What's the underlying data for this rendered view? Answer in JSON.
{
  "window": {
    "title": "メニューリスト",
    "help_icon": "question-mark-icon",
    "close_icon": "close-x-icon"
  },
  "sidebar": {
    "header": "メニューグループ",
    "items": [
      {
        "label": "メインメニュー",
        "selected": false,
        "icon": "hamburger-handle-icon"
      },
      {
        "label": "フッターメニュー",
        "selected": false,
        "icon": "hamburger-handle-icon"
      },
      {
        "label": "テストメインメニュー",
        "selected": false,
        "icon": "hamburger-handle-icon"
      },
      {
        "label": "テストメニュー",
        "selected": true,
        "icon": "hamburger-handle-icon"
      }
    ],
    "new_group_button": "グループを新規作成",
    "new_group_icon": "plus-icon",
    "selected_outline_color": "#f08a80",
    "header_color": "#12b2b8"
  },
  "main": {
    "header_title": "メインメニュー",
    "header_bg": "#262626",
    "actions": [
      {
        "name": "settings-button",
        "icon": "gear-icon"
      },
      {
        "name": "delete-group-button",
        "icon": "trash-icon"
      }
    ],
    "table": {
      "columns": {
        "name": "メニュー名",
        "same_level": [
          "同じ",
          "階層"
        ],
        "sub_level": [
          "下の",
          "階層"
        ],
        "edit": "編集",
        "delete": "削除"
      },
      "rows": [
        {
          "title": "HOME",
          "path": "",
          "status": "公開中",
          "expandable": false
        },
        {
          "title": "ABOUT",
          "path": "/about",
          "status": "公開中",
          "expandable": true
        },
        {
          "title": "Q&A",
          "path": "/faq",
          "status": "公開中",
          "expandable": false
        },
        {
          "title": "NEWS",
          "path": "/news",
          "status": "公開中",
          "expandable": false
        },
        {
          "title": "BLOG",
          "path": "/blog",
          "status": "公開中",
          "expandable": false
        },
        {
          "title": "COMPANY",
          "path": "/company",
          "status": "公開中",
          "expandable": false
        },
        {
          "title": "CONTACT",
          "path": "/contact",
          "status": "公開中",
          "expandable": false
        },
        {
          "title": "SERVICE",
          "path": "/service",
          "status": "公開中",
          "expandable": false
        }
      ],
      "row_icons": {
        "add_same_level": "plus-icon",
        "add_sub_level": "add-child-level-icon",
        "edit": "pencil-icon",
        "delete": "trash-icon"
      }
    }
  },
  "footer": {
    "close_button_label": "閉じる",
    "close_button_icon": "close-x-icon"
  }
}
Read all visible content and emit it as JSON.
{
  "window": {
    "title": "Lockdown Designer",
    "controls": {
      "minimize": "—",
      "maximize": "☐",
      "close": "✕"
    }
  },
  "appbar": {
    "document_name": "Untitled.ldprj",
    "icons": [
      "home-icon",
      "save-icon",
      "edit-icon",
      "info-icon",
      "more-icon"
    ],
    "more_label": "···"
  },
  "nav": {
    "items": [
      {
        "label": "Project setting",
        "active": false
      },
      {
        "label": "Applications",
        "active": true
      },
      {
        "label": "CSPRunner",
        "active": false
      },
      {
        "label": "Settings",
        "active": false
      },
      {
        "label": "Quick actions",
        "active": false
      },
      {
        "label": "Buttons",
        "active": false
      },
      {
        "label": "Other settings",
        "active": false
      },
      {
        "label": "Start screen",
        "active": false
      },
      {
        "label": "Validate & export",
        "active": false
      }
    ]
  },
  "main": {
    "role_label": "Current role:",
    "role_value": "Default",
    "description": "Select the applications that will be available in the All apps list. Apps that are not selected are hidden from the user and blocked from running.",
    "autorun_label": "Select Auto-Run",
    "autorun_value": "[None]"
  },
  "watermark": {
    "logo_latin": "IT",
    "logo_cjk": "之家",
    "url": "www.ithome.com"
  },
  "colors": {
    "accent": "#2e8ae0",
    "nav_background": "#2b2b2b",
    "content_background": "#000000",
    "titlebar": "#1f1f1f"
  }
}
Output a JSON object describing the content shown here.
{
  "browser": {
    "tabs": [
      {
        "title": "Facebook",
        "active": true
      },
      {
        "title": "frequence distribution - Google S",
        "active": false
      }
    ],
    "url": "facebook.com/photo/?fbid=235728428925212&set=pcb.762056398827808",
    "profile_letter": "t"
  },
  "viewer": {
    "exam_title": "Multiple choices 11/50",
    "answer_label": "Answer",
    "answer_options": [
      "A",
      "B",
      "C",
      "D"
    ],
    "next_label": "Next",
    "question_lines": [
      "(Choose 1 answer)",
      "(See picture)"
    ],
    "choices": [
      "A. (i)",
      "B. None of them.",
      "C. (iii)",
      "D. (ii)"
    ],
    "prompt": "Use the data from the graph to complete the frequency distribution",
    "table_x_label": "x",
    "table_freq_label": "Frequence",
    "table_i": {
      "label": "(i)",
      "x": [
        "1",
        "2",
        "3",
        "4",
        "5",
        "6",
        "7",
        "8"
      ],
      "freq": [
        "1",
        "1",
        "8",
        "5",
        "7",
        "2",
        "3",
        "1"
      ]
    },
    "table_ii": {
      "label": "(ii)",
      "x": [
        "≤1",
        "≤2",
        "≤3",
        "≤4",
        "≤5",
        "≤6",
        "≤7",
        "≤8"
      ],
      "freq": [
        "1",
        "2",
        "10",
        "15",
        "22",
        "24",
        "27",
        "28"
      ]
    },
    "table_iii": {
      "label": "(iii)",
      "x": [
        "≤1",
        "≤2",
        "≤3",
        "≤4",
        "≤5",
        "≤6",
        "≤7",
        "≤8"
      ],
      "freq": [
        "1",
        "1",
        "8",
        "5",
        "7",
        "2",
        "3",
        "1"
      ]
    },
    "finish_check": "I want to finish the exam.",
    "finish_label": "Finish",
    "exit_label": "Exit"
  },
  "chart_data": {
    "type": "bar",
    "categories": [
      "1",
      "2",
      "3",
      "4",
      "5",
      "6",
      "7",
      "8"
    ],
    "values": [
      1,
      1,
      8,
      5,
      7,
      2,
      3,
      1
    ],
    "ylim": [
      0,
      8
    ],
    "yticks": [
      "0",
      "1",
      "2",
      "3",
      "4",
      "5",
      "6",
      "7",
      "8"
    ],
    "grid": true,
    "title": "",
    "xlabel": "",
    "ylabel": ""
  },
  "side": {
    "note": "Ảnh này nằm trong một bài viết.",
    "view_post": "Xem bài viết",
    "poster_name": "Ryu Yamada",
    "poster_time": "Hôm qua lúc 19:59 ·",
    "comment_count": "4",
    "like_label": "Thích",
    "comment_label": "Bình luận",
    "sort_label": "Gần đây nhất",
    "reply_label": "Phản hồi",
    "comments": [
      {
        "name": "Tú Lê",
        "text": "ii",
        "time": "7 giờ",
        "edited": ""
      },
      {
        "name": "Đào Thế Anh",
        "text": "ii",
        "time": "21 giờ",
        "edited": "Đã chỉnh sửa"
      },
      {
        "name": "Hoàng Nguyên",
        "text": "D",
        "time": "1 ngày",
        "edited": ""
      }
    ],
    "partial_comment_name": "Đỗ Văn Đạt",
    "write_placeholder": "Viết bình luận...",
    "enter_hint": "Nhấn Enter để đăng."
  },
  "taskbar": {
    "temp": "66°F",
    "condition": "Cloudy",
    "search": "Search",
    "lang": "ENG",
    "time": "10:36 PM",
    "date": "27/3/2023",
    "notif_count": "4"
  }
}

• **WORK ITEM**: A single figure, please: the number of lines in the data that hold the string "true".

• **ANSWER AREA**: 5